NEW YORK: Pakistan has warned that attempts by the aspirants of permanent seats on the UN Security Council to bluster through the ongoing process to reach to an agreement on reforming the 15-member body would obstruct efforts to make it more democratic.
“Given fundamental divergences that are evident, the gap that exists between respective positions cannot be papered over or worse, blustered through,” Ambassador Maleeha Lodi said in the course of discussions in the long-running Inter-governmental Negotiations (IGN) aimed at restructuring the Security Council.
Ambassador Lodhi stressed that the gaps between the positions of the parties should be bridged through an incremental and step-by-step approach and that non-consensual measures must be avoided.
“Any reckless measures could not only threaten the gains made in the IGN, but also set back efforts for a comprehensive reform of the Security Council,” she said.
Despite a general agreement on enlarging the Council, as part of the UN reform process, member states remain sharply divided over the details.

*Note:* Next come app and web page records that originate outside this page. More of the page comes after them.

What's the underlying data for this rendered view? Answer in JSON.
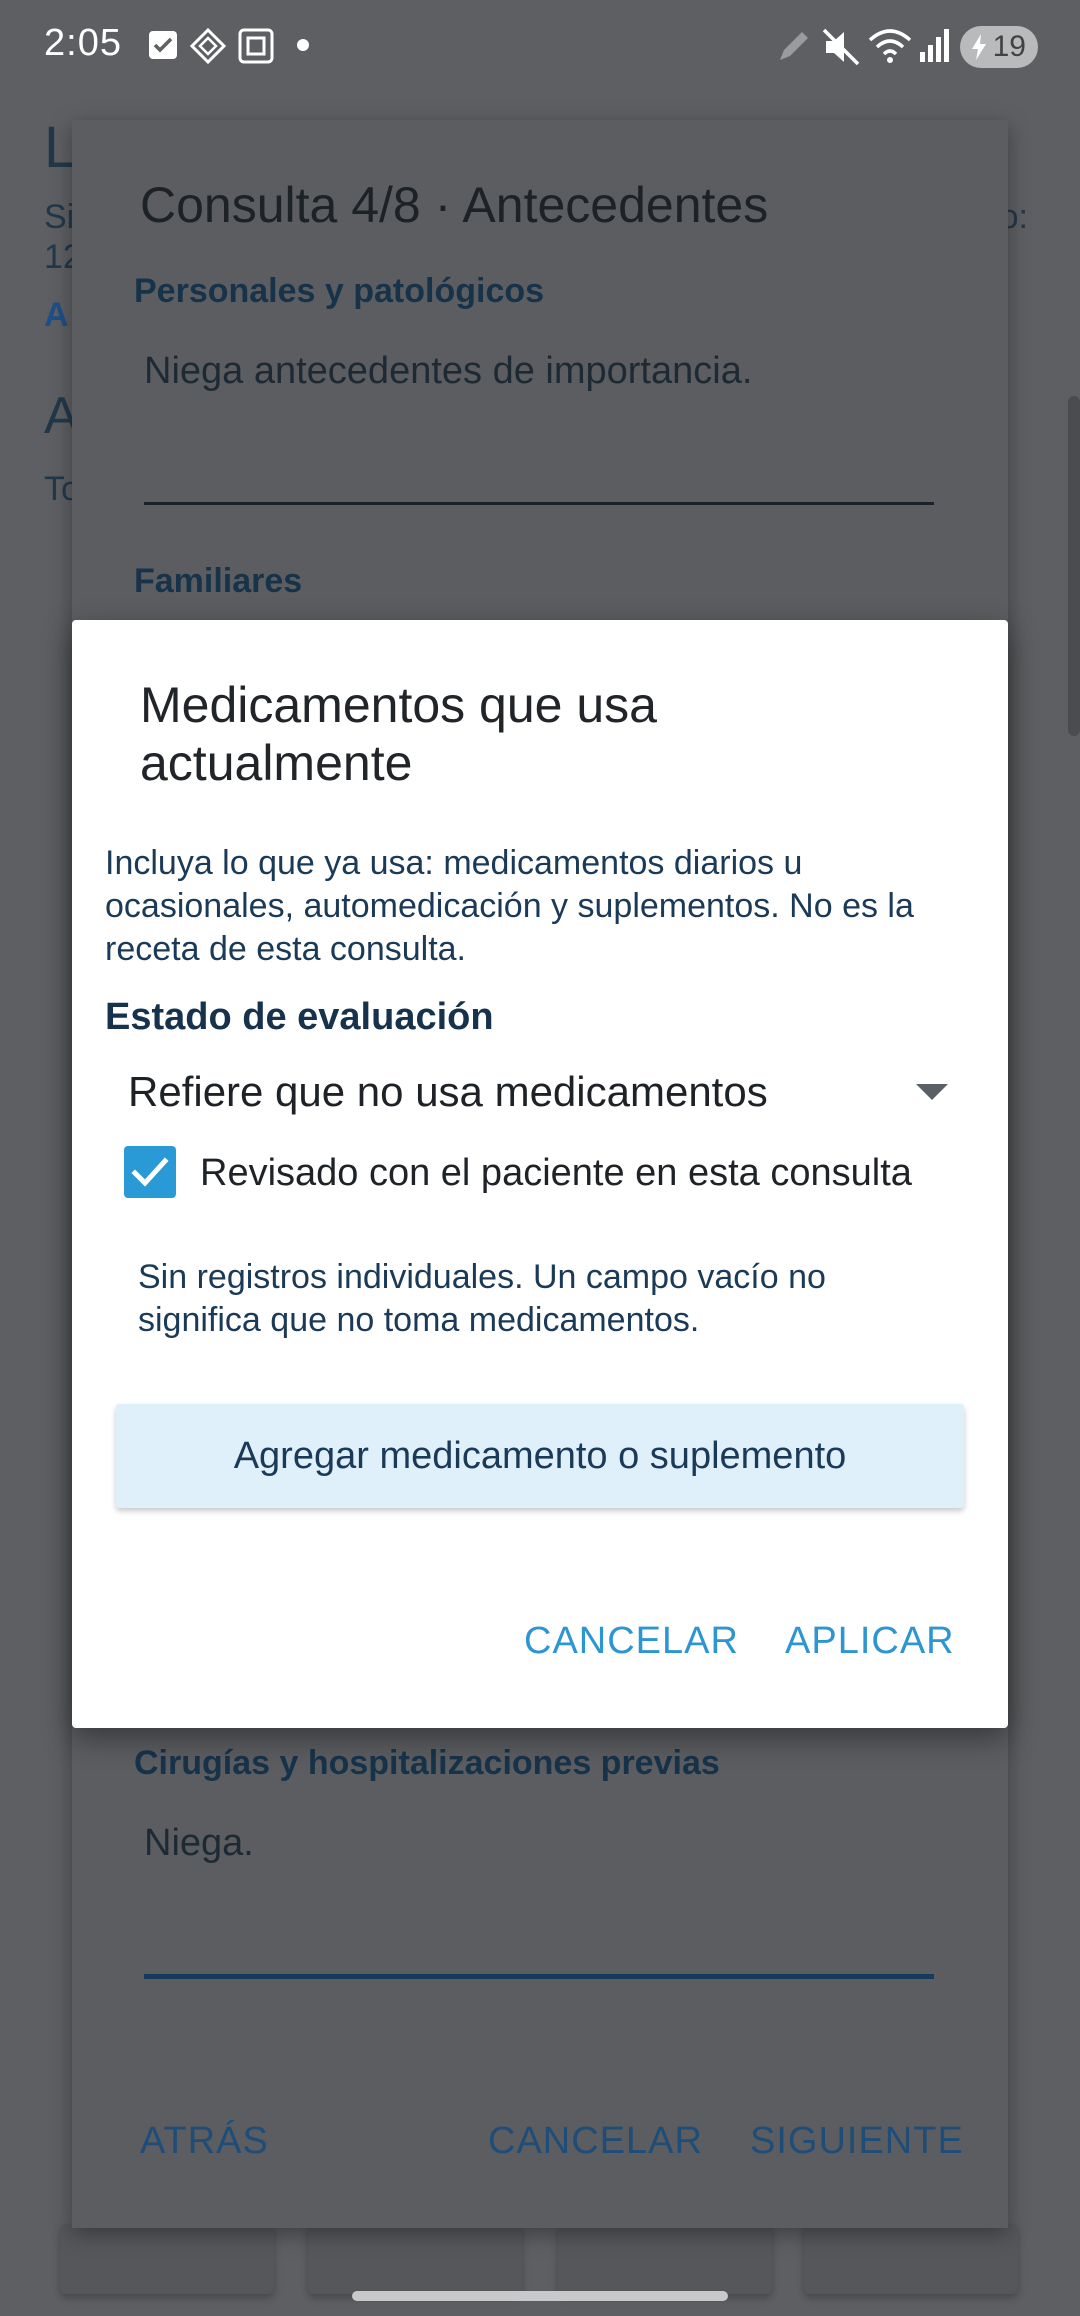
{
  "status_bar": {
    "time": "2:05",
    "battery": "19",
    "icons": [
      "checkbox-notification-icon",
      "diamond-app-icon",
      "square-app-icon",
      "dot-icon",
      "pen-icon",
      "mute-icon",
      "wifi-icon",
      "signal-icon",
      "battery-charging-icon"
    ]
  },
  "background_page": {
    "title_fragment": "L",
    "line1": "Si",
    "line2": "12",
    "link": "A",
    "heading_fragment": "A",
    "subtext_fragment": "To",
    "right_fragment": "o:"
  },
  "consult_dialog": {
    "title": "Consulta 4/8 · Antecedentes",
    "sections": [
      {
        "label": "Personales y patológicos",
        "value": "Niega antecedentes de importancia."
      },
      {
        "label": "Familiares",
        "value": ""
      },
      {
        "label": "Cirugías y hospitalizaciones previas",
        "value": "Niega."
      }
    ],
    "back_label": "ATRÁS",
    "cancel_label": "CANCELAR",
    "next_label": "SIGUIENTE"
  },
  "med_dialog": {
    "title": "Medicamentos que usa actualmente",
    "description": "Incluya lo que ya usa: medicamentos diarios u ocasionales, automedicación y suplementos. No es la receta de esta consulta.",
    "section_label": "Estado de evaluación",
    "status_value": "Refiere que no usa medicamentos",
    "reviewed_checked": true,
    "reviewed_label": "Revisado con el paciente en esta consulta",
    "empty_note": "Sin registros individuales. Un campo vacío no significa que no toma medicamentos.",
    "add_button": "Agregar medicamento o suplemento",
    "cancel_label": "CANCELAR",
    "apply_label": "APLICAR"
  },
  "colors": {
    "accent": "#2e95d3",
    "checkbox": "#2a9ad7",
    "add_button_bg": "#e0f0fb",
    "scrim": "#5d5f62"
  }
}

India, Brazil, Germany and Japan — known as the Group of Four — have been relentlessly pushing for the Council’s permanent membership. They have shown no flexibility in their campaign to expand the body by 10 seats, with 6 additional permanent and four non-permanent members.
On the other hand, the Italy/Pakistan-led Uniting for Consensus (UfC) group maintains that additional permanent members will not make the Security Council more effective and also undermine the fundamental principle of democracy that is based on periodic elections.
At a time when the rules-based international system is confronting unprecedented challenges, Ambassador Lodhi said, rushing through the reform process would amount to a defeat of multilateralism at the hands of the unilateralist tendencies of a few.
“We should not tread this hazardous path,” Ambassador Lodhi said.
She said one of the most pressing challenges confronting the UN — the gradual erosion of its ‘moral’ standing, especially in the realm of international peace and security — had also cast a shadow on the Council’s effectiveness. That twin challenge had failed to produce a collective response.
“It is unfortunate that instead of focusing on the real issues underlying the Council’s increasing inability to play its critical role, the entire reform exercise has become an unending quest for privileged status by a handful of states,” Ambassador Lodhi said.
“They have also sought to present the Council’s legitimacy purely as a function of its composition – thus, only their formal presence in the Council would lead these states to wholeheartedly support its decisions,” the Pakistani envoy said, adding that it appears as if the seal of legitimacy to the body can only be affixed if their interests are first served.
“Space for real reform will only open up if such preconceived notions about reform are forsaken.”